A password is required to submit a request for an internal transfer. In order to obtain the password you can check any of the following resources: Login to the employee portal, check the current issue of "Regional High Points" newsletter, contact HR, or read this week's "Daily Announcements".

 

Close

Visual Evoked Potential Test

(VEP)

Definition

A visual evoked potential test (VEP) is used to look for problems in the brain that affect vision. A machine records brain waves related to the nerves that make up the visual pathway.

Optic Nerve and Muscles

AR00018_96472_optic
Copyright © Nucleus Medical Media, Inc.

Reasons for Test    TOP

This test is often used to:

  • Diagnose and follow multiple sclerosis (MS)
  • Test vision in children and adults who are unable to read eye charts

There are many symptoms that might lead your doctor to order a VEP. You may be having double vision, blurred vision, or loss of part or all of your vision.

Possible Complications    TOP

There are no major complications associated with this procedure.

What to Expect    TOP

Prior to Test

You will be given instructions to prepare for the test, such as:

  • Wash your hair. Avoid hair chemicals such as hair sprays and gels.
  • Get a good night’s sleep.
  • Bring your corrective eyewear.

Description of Test

Wires will be attached to your scalp with tape. A patch will be placed over one eye. You will watch a screen with your other eye. The process is then repeated with the opposite eye covered.

The wires will be removed from your head.

After Test    TOP

You will be able to leave after the test is done.

How Long Will It Take?    TOP

About 45 minutes

Will It Hurt?    TOP

No

Results    TOP

Your doctor will discuss the results with you and any further treatment that may be needed.

Call Your Doctor    TOP

Call your doctor if you have any concerns.

In case of an emergency, call for medical help right away.

RESOURCES:

National Eye Institute
http://www.nei.nih.gov
National Multiple Sclerosis Society
http://www.nationalmssociety.org

CANADIAN RESOURCES:

Canadian Association of Optometrists
http://www.opto.ca
Canadian Ophthalmological Society
http://www.eyesite.ca

References:

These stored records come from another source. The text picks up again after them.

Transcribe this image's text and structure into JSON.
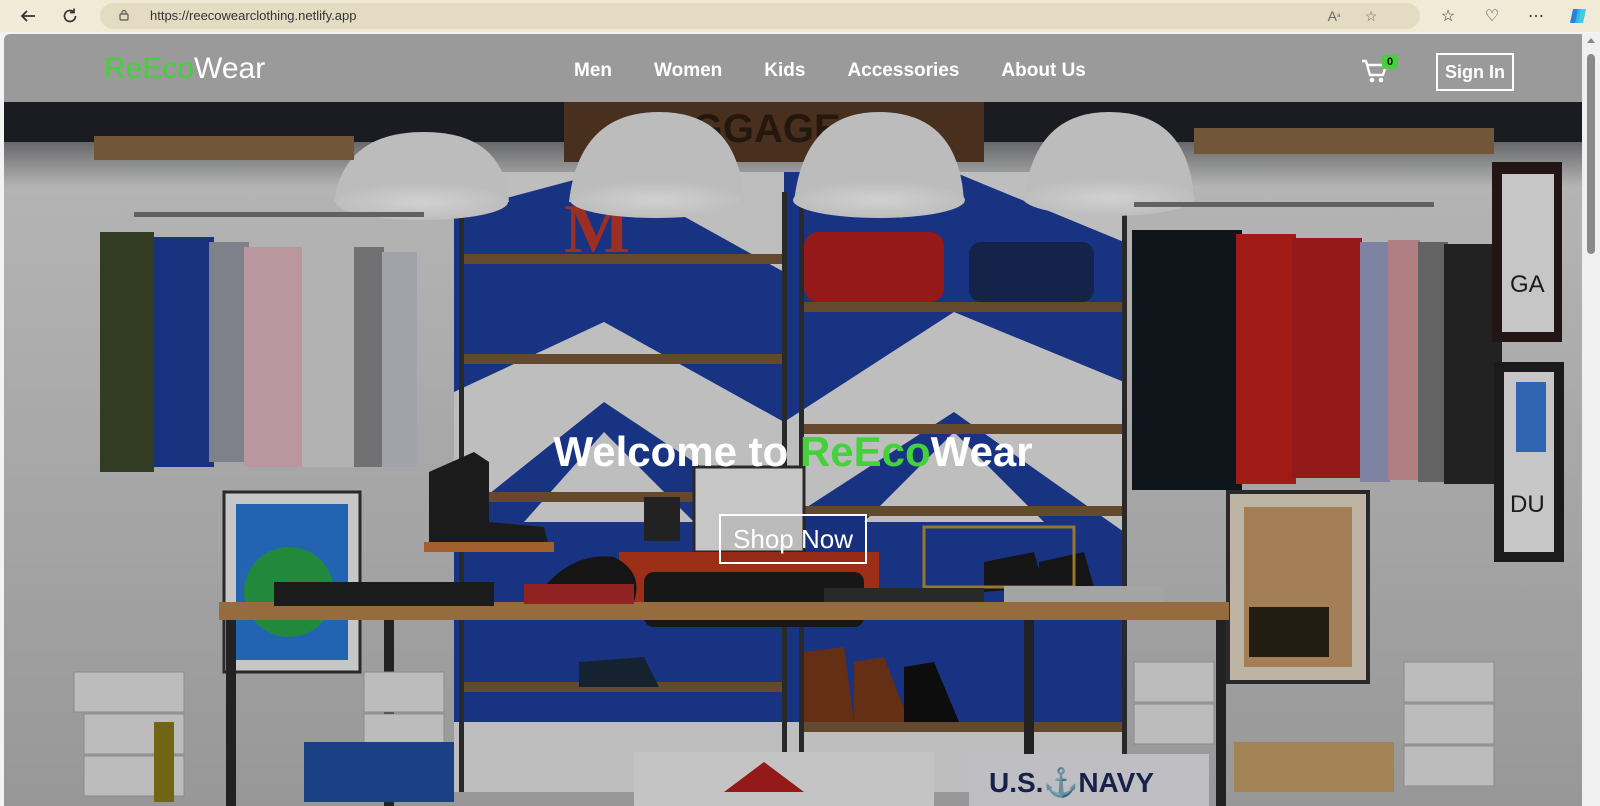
{
  "browser": {
    "url": "https://reecowearclothing.netlify.app",
    "icons": [
      "back-icon",
      "refresh-icon",
      "lock-icon",
      "read-aloud-icon",
      "favorite-star-icon",
      "favorites-icon",
      "browser-essentials-icon",
      "more-icon",
      "copilot-icon"
    ]
  },
  "header": {
    "logo_part1": "ReEco",
    "logo_part2": "Wear",
    "menu": [
      {
        "label": "Men"
      },
      {
        "label": "Women"
      },
      {
        "label": "Kids"
      },
      {
        "label": "Accessories"
      },
      {
        "label": "About Us"
      }
    ],
    "cart_count": "0",
    "signin_label": "Sign In"
  },
  "hero": {
    "title_prefix": "Welcome to ",
    "title_brand_green": "ReEco",
    "title_brand_white": "Wear",
    "cta_label": "Shop Now",
    "image": "clothing-store-interior"
  },
  "colors": {
    "brand_green": "#45d13b",
    "header_bg": "#9a9a9a",
    "chrome_bg": "#f0ead6"
  }
}
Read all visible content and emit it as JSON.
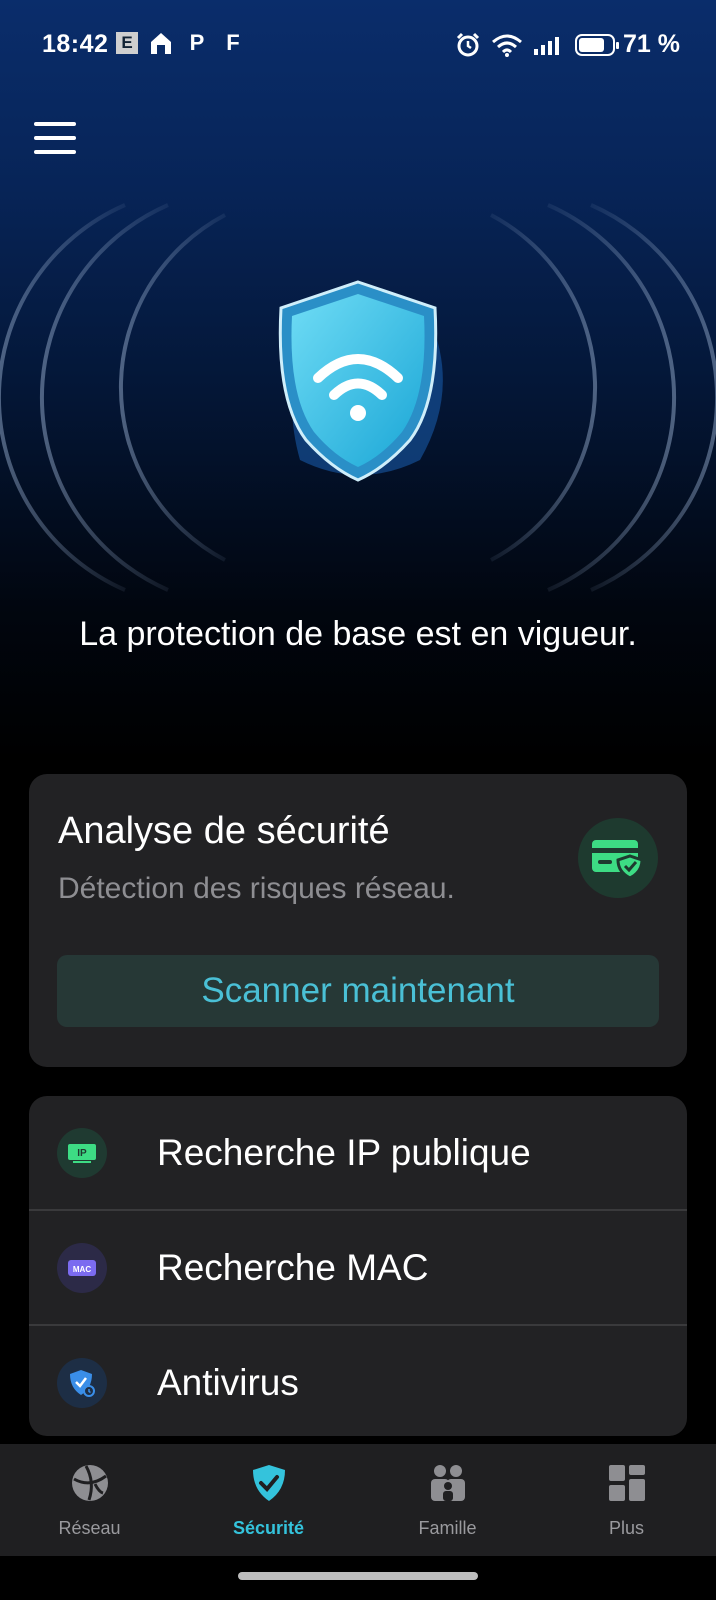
{
  "status_bar": {
    "time": "18:42",
    "notification_icons": [
      "E",
      "⌂",
      "P",
      "F"
    ],
    "battery": "71 %"
  },
  "hero": {
    "title": "La protection de base est en vigueur."
  },
  "scan_card": {
    "title": "Analyse de sécurité",
    "subtitle": "Détection des risques réseau.",
    "button": "Scanner maintenant"
  },
  "tools": [
    {
      "label": "Recherche IP publique",
      "icon": "ip-icon",
      "badge": "IP"
    },
    {
      "label": "Recherche MAC",
      "icon": "mac-icon",
      "badge": "MAC"
    },
    {
      "label": "Antivirus",
      "icon": "antivirus-shield-icon"
    }
  ],
  "nav": [
    {
      "label": "Réseau",
      "icon": "globe-icon"
    },
    {
      "label": "Sécurité",
      "icon": "shield-check-icon",
      "active": true
    },
    {
      "label": "Famille",
      "icon": "family-icon"
    },
    {
      "label": "Plus",
      "icon": "grid-icon"
    }
  ],
  "colors": {
    "accent": "#34c3dc",
    "card": "#222224",
    "scan_badge_green": "#3ddc84",
    "mac_purple": "#7b6bf0",
    "shield_blue": "#3a8ee8"
  }
}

Evoked potentials. National Multiple Sclerosis Society website. Available at:
...(Click grey area to select URL)
Accessed July 17, 2014.
Evoked potentials studies. Johns Hopkins Medicine website. Available at:
...(Click grey area to select URL)
Accessed July 17, 2014.
Visually evoked potentials. Webvision website. Available at:
...(Click grey area to select URL)
Accessed July 17, 2014.
Last reviewed June 2014 by Eric Berman, MD
Last Updated: 7/17/2014